Directions: Every entry, exactly as given, must be retyped.

* * *

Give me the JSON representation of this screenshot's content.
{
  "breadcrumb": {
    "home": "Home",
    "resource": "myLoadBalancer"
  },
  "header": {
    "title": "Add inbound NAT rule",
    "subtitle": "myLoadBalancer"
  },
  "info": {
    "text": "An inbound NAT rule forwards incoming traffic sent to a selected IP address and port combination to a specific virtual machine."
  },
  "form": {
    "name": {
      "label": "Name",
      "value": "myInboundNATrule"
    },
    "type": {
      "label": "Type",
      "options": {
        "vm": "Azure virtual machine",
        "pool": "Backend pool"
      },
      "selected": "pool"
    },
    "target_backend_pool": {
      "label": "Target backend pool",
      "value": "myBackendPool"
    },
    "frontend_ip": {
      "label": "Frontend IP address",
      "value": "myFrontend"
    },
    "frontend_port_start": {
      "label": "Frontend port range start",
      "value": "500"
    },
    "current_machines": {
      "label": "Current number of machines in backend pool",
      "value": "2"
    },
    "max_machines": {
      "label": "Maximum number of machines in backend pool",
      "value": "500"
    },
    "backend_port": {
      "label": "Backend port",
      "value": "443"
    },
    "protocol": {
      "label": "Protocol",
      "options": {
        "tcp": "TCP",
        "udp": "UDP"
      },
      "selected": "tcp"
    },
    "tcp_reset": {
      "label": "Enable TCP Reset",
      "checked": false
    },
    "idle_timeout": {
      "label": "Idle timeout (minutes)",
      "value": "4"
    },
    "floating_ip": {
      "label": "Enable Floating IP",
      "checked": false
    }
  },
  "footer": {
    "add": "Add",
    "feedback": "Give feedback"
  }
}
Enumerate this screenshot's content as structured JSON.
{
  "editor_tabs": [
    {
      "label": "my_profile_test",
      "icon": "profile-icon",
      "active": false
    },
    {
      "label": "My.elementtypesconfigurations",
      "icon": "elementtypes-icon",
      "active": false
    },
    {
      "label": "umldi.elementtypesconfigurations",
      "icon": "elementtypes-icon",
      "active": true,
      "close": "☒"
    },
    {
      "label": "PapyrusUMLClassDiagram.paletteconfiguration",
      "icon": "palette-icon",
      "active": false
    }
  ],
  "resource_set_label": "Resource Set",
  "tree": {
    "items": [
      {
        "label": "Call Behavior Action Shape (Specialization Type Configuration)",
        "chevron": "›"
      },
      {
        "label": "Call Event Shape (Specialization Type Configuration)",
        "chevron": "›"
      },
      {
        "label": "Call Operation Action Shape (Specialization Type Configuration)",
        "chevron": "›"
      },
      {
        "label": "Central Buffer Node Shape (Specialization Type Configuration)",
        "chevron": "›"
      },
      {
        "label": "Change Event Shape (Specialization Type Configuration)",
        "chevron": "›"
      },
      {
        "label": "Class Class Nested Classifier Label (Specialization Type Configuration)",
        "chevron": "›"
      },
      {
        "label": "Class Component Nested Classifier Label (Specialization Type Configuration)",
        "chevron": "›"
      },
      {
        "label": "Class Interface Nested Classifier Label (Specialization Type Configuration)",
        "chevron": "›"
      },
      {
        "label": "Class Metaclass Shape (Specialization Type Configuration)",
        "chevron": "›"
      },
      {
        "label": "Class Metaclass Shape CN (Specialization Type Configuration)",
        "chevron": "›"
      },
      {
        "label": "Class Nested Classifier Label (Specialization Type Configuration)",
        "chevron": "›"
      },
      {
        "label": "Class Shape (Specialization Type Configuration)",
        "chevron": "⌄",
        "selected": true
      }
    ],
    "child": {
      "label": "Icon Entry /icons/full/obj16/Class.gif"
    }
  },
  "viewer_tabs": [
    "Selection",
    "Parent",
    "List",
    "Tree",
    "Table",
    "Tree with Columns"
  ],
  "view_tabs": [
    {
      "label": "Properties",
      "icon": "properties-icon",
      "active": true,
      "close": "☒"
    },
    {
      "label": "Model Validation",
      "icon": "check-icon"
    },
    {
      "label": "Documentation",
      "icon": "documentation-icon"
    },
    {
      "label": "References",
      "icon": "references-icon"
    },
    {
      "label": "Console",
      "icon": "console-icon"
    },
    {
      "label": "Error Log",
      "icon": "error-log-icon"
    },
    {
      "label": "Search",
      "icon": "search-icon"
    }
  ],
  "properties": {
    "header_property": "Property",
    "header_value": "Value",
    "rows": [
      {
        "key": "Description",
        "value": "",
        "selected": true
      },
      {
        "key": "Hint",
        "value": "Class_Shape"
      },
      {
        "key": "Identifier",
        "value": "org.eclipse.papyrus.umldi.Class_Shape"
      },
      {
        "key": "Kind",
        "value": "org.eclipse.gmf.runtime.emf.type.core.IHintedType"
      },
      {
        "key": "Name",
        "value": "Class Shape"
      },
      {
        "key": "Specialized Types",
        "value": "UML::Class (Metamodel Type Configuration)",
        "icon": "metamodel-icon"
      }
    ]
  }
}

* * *

Written answer:
Give me the JSON representation of this screenshot's content.
{
  "breadcrumb": {
    "home": "Home",
    "resource": "myLoadBalancer"
  },
  "header": {
    "title": "Add inbound NAT rule",
    "subtitle": "myLoadBalancer"
  },
  "info": {
    "text": "An inbound NAT rule forwards incoming traffic sent to a selected IP address and port combination to a specific virtual machine."
  },
  "form": {
    "name": {
      "label": "Name",
      "value": "myInboundNATrule"
    },
    "type": {
      "label": "Type",
      "options": {
        "vm": "Azure virtual machine",
        "pool": "Backend pool"
      },
      "selected": "pool"
    },
    "target_backend_pool": {
      "label": "Target backend pool",
      "value": "myBackendPool"
    },
    "frontend_ip": {
      "label": "Frontend IP address",
      "value": "myFrontend"
    },
    "frontend_port_start": {
      "label": "Frontend port range start",
      "value": "500"
    },
    "current_machines": {
      "label": "Current number of machines in backend pool",
      "value": "2"
    },
    "max_machines": {
      "label": "Maximum number of machines in backend pool",
      "value": "500"
    },
    "backend_port": {
      "label": "Backend port",
      "value": "443"
    },
    "protocol": {
      "label": "Protocol",
      "options": {
        "tcp": "TCP",
        "udp": "UDP"
      },
      "selected": "tcp"
    },
    "tcp_reset": {
      "label": "Enable TCP Reset",
      "checked": false
    },
    "idle_timeout": {
      "label": "Idle timeout (minutes)",
      "value": "4"
    },
    "floating_ip": {
      "label": "Enable Floating IP",
      "checked": false
    }
  },
  "footer": {
    "add": "Add",
    "feedback": "Give feedback"
  }
}
Enumerate this screenshot's content as structured JSON.
{
  "editor_tabs": [
    {
      "label": "my_profile_test",
      "icon": "profile-icon",
      "active": false
    },
    {
      "label": "My.elementtypesconfigurations",
      "icon": "elementtypes-icon",
      "active": false
    },
    {
      "label": "umldi.elementtypesconfigurations",
      "icon": "elementtypes-icon",
      "active": true,
      "close": "☒"
    },
    {
      "label": "PapyrusUMLClassDiagram.paletteconfiguration",
      "icon": "palette-icon",
      "active": false
    }
  ],
  "resource_set_label": "Resource Set",
  "tree": {
    "items": [
      {
        "label": "Call Behavior Action Shape (Specialization Type Configuration)",
        "chevron": "›"
      },
      {
        "label": "Call Event Shape (Specialization Type Configuration)",
        "chevron": "›"
      },
      {
        "label": "Call Operation Action Shape (Specialization Type Configuration)",
        "chevron": "›"
      },
      {
        "label": "Central Buffer Node Shape (Specialization Type Configuration)",
        "chevron": "›"
      },
      {
        "label": "Change Event Shape (Specialization Type Configuration)",
        "chevron": "›"
      },
      {
        "label": "Class Class Nested Classifier Label (Specialization Type Configuration)",
        "chevron": "›"
      },
      {
        "label": "Class Component Nested Classifier Label (Specialization Type Configuration)",
        "chevron": "›"
      },
      {
        "label": "Class Interface Nested Classifier Label (Specialization Type Configuration)",
        "chevron": "›"
      },
      {
        "label": "Class Metaclass Shape (Specialization Type Configuration)",
        "chevron": "›"
      },
      {
        "label": "Class Metaclass Shape CN (Specialization Type Configuration)",
        "chevron": "›"
      },
      {
        "label": "Class Nested Classifier Label (Specialization Type Configuration)",
        "chevron": "›"
      },
      {
        "label": "Class Shape (Specialization Type Configuration)",
        "chevron": "⌄",
        "selected": true
      }
    ],
    "child": {
      "label": "Icon Entry /icons/full/obj16/Class.gif"
    }
  },
  "viewer_tabs": [
    "Selection",
    "Parent",
    "List",
    "Tree",
    "Table",
    "Tree with Columns"
  ],
  "view_tabs": [
    {
      "label": "Properties",
      "icon": "properties-icon",
      "active": true,
      "close": "☒"
    },
    {
      "label": "Model Validation",
      "icon": "check-icon"
    },
    {
      "label": "Documentation",
      "icon": "documentation-icon"
    },
    {
      "label": "References",
      "icon": "references-icon"
    },
    {
      "label": "Console",
      "icon": "console-icon"
    },
    {
      "label": "Error Log",
      "icon": "error-log-icon"
    },
    {
      "label": "Search",
      "icon": "search-icon"
    }
  ],
  "properties": {
    "header_property": "Property",
    "header_value": "Value",
    "rows": [
      {
        "key": "Description",
        "value": "",
        "selected": true
      },
      {
        "key": "Hint",
        "value": "Class_Shape"
      },
      {
        "key": "Identifier",
        "value": "org.eclipse.papyrus.umldi.Class_Shape"
      },
      {
        "key": "Kind",
        "value": "org.eclipse.gmf.runtime.emf.type.core.IHintedType"
      },
      {
        "key": "Name",
        "value": "Class Shape"
      },
      {
        "key": "Specialized Types",
        "value": "UML::Class (Metamodel Type Configuration)",
        "icon": "metamodel-icon"
      }
    ]
  }
}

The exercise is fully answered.